During the waking hours this city is busy. In the morning motorbikes, tuk-tuks, bicycles and cars pack the streets, fighting each other for the same space. The intersections, most of which don’t have traffic lights, are the sites of many near accidents as cars try to muscle their way across while motorbikes slip through the tiny spaces around them. All day my colleagues work in intensely focused quiet, while the sounds of construction workers, tuk-tuk drivers, and street vendors rise from the street. It seems like many people have more than one job, though where they find the time is a mystery because the streets are quiet by 8:00 p.m.
Though it is supposed to be monsoon season, the brief but intense evening rains have yet to arrive with regularity. On the few nights they do appear the droplets come down in sheets, and when the rains pass they leave a welcome change in the temperature.
Working with Open Development Cambodia (ODC) is definitely a (welcome) challenge. The organization is part of the open data movement, which aims to make public interest data freely and openly available for use and proliferation. The movement is especially important to Cambodia where legal, socio-economic, environmental, industrial and land use data are very difficult to find and, if it can be found, often may be biased. ODC collects such data, aggregates it, and makes it publicly available through its online platform that includes policy briefings, interactive maps, a news archive, a legal compendium, and more.
After researching in Cambodia for only a week, the importance of the organization’s mission became very clear. I’ve spent my days digging for facts, usually frustrated by the results.

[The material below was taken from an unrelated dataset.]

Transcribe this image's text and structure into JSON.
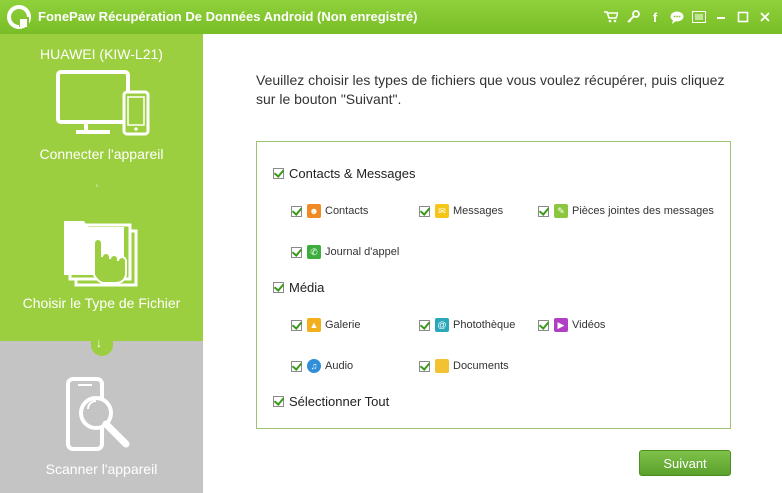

Government sources are particularly difficult to work with as they publish very few texts in English and their websites are often entirely in Khmer. However, in a country where important public interest information simply is largely unavailable, the frustration is worth enduring.